My wife recently spent a week in Chicago. She traveled to Chicago by train, and while she was there, she relied on public transportation. Being without a car was a new experience for her. There were significant delays on her train trip to Chicago, and she arrived several hours late.
As she waited for her train back home in the downtown Chicago train station, my wife began to worry about getting on the correct train in the crowded and extremely busy terminal. Over the public address system, a service was advertised that gave you access to a lounge with drinks and snacks and a personal escort to your train. Wanting to make sure she got on the correct train, my wife used the service. The train trip back was on time and uneventful.
While my wife had a great trip, not every traveler has that experience. A while ago, I received a phone call shortly after I arrived at work. A caller from Minnesota was asking if I could help a young woman who was stranded in Mena. She had traveled from Lafayette, Louisiana to Minnesota by bus to attend a wedding. On her return trip the bus she was riding on stopped in Mena in the early morning hours. The young woman along with several other women got off the bus to use the restroom. She was last in line, and as soon as she finished and walked outside she saw that the bus was pulling away. She chased the bus waving her arms frantically but the bus drove off.
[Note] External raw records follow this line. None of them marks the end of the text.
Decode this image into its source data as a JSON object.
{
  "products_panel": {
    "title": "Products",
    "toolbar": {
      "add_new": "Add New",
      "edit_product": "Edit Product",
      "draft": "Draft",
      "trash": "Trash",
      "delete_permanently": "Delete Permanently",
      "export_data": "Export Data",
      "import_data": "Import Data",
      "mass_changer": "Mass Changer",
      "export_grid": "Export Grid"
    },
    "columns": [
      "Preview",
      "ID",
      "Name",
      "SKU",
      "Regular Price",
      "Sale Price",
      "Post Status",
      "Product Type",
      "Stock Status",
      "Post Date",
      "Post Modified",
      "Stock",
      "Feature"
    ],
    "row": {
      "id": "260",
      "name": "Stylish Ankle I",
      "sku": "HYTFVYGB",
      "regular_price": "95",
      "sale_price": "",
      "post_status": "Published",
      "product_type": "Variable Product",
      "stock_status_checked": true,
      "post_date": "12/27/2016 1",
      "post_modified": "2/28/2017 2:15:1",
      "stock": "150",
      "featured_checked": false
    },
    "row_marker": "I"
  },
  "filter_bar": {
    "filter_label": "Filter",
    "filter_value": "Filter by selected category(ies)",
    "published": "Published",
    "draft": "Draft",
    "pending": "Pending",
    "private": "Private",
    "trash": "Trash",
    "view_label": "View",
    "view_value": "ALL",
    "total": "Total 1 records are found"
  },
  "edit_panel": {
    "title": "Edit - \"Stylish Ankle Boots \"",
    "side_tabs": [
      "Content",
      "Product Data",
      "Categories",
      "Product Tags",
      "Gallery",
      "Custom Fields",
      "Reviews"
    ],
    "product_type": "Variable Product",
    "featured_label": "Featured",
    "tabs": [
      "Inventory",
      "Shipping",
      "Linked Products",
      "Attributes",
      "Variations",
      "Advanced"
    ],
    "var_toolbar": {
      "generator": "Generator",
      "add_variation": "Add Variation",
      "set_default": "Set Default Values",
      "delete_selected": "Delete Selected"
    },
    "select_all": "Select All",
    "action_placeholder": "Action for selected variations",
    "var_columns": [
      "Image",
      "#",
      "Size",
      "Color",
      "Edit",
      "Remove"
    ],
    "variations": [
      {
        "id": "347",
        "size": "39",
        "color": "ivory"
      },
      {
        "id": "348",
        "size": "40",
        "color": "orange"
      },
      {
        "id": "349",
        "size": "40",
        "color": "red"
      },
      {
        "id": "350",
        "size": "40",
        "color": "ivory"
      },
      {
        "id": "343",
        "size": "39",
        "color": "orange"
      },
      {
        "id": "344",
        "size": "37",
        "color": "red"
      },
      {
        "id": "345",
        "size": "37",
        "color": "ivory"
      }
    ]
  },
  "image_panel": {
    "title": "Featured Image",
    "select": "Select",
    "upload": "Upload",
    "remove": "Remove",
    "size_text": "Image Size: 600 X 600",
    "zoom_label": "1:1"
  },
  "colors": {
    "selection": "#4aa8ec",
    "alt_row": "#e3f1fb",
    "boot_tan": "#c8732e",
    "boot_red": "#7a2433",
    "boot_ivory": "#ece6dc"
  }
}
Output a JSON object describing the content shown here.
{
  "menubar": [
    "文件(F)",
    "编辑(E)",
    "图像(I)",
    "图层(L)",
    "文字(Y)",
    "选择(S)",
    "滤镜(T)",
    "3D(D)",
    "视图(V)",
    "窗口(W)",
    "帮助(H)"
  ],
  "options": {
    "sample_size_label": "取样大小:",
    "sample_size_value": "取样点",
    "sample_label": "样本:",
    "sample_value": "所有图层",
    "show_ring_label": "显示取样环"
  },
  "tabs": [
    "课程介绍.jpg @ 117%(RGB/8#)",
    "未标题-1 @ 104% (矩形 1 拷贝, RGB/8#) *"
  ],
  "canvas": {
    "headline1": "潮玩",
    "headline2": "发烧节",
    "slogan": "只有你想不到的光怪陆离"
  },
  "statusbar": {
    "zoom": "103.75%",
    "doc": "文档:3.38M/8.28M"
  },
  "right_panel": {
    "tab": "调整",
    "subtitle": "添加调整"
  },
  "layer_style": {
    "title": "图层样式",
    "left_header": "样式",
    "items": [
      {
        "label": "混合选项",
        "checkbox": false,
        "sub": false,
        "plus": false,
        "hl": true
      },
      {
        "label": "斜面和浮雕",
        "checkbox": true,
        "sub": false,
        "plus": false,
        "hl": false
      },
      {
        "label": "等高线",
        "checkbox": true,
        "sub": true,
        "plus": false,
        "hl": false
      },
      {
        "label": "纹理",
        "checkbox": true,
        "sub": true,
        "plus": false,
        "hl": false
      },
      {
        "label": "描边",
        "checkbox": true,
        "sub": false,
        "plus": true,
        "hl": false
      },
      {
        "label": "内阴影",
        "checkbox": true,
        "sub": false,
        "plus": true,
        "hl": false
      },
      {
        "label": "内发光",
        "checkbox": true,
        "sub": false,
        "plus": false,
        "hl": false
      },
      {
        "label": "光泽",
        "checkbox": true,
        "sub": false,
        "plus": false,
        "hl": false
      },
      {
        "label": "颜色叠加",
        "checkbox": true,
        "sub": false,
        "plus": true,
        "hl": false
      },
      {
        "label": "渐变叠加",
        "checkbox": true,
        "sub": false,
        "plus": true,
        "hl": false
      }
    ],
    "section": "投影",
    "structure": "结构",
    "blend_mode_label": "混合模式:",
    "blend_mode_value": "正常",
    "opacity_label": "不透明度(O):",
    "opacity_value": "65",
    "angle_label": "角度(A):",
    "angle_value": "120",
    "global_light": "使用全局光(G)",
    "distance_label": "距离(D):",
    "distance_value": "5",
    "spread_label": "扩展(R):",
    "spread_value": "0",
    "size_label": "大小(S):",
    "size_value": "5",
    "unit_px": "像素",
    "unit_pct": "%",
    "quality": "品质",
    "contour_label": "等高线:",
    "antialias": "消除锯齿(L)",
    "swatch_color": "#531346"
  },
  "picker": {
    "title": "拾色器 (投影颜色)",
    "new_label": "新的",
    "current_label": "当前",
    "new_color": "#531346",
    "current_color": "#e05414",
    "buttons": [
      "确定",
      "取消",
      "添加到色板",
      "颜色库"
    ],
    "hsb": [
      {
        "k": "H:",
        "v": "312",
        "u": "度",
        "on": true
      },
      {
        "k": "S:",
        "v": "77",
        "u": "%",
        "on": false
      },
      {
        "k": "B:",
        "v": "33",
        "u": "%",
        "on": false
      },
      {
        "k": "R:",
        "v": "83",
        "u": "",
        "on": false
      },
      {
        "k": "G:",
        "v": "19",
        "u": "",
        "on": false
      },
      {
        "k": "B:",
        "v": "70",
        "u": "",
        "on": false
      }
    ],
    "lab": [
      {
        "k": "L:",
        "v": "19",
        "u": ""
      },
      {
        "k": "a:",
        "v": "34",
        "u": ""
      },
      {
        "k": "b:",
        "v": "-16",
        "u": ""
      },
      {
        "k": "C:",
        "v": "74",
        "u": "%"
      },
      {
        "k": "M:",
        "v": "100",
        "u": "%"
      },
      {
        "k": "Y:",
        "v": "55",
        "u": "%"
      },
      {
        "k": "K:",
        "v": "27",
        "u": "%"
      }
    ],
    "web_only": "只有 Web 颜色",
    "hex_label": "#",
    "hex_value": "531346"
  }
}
The young woman didn't know what to do. She was stranded at a gas station in a strange town. Her first call was to Greyhound Bus customer service. They were not helpful at all. It was no concern of theirs that the bus had left her. Since she was not on the bus that her ticket was written for, the ticket was no longer valid. If she wanted to continue her journey by bus she would have to go to a Greyhound terminal and purchase a new ticket. The nearest terminal was nearly 100 miles away, and there was not another bus until the next day. The customer service rep suggested that she take a taxi. There is not a taxi available in Mena.
I could empathize with the stranded young woman. On a trip that we took back in 2008, we ended up stranded three times. We were on our way to Belize. We had boarded our plane at DFW when the announcement was made that we had to wait in line for our plane to be de-iced. After three hours on the plane, it was announced that due to snow all flights were grounded. We were stranded in the airport along with thousands of other passengers.
As nice as the DFW or the Miami airports are, I don’t want to live there. I don’t mind passing through the airport on my way to my destination, but I don’t want to be there full time.
Jesus told us in John 15:19 (GNT), “If you belonged to the world, then the world would love you as its own. But I chose you from this world, and you do not belong to it; that is why the world hates you.”